The number of Americans filing for unemployment benefits jumped to a more than two-year high last week amid a surge in applications in hurricane-ravaged Texas, but the underlying trend remained consistent with a strong labor market.
The surge in claims reported by the Labor Department on Thursday offered an early glimpse of Hurricane Harvey’s impact on the economy. The storm unleashed unprecedented flooding in Houston, disrupting oil, natural gas and petrochemical production and forcing a temporary closure of refineries.
As Texas tries to recover from the late August storm, Florida is bracing for Hurricane Irma, which is expected to make landfall over the weekend.
Economists say Harvey could put a dent in third-quarter gross domestic product and hold back job growth in September. But they expect any lost output to be recouped in the fourth quarter and payrolls growth to rebound in October.
“The near-term economic impact of what increasingly appears to be two severe natural disasters in close proximity to one another will be a clear negative,” said Jim Baird, chief investment officer at Plante Moran Financial Advisors in Kalamazoo, Michigan. “Having said that, the national economy appears to remain on track.”
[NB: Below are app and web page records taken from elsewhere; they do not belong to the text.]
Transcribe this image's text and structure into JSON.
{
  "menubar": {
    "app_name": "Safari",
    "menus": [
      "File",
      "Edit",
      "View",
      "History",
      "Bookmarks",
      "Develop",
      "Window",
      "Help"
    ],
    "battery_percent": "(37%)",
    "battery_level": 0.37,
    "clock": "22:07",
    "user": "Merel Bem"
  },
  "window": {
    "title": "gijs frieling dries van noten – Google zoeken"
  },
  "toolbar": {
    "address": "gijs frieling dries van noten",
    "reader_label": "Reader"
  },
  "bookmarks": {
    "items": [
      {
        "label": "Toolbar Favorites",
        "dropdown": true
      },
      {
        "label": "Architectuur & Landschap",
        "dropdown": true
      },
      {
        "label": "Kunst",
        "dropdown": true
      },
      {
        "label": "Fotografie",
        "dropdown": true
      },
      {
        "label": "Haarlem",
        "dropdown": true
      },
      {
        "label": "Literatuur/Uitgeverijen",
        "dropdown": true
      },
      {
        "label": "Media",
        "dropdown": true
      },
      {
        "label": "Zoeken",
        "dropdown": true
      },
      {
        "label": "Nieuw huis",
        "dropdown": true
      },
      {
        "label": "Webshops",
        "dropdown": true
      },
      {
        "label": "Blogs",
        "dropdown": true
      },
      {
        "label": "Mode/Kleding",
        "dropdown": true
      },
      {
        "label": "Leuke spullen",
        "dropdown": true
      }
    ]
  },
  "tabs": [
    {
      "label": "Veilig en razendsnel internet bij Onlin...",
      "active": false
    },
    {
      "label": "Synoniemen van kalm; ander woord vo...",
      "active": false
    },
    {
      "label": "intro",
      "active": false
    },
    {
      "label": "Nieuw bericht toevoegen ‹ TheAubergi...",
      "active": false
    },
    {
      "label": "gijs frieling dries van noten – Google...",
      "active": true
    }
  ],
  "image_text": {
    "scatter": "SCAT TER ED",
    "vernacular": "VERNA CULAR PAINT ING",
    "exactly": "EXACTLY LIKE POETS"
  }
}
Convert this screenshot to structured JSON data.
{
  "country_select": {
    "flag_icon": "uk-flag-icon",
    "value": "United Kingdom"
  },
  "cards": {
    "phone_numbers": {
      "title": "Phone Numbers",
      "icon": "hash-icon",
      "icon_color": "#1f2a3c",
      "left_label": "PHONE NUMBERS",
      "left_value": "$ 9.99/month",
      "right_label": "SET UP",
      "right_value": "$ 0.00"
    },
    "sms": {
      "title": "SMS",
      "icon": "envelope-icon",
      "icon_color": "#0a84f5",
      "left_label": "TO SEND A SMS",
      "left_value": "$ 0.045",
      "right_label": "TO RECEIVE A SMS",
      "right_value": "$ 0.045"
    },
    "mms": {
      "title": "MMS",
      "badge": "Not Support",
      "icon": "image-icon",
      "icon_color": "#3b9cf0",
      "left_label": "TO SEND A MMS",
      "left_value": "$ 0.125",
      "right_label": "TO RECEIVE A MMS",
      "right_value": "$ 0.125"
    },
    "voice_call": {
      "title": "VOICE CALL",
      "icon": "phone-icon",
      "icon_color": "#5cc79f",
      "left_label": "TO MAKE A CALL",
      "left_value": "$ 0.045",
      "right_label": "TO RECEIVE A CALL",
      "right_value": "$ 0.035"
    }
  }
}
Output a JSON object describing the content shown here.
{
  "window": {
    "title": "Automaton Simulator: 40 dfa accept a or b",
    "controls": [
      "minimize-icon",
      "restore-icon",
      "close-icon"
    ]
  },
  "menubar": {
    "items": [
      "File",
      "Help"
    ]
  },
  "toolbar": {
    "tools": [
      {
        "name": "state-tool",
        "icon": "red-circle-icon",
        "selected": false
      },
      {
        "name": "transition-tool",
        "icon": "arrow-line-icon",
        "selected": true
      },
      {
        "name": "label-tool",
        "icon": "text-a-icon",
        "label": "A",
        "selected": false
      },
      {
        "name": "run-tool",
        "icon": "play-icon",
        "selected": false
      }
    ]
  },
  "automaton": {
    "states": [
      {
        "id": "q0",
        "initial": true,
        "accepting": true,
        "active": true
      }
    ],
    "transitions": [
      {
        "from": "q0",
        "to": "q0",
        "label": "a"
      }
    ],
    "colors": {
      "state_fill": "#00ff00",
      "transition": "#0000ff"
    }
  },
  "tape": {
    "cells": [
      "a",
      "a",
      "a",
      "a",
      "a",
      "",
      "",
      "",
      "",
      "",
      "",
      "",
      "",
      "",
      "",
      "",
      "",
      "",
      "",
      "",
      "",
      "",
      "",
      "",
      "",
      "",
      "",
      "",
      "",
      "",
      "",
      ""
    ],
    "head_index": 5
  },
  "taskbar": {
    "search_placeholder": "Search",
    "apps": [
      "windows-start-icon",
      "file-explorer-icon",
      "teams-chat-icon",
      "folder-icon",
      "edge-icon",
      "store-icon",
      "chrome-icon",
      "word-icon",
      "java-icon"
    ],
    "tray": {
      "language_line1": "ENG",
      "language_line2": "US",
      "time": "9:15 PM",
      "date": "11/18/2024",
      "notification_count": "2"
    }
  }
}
Initial claims for state unemployment benefits surged 62,000 to a seasonally adjusted 298,000 for the week ended Sept. 2, the highest level since April 2015, the Labor Department said. The weekly increase was the largest since November 2012. A Labor Department official said last week’s data had been impacted by Hurricane Harvey.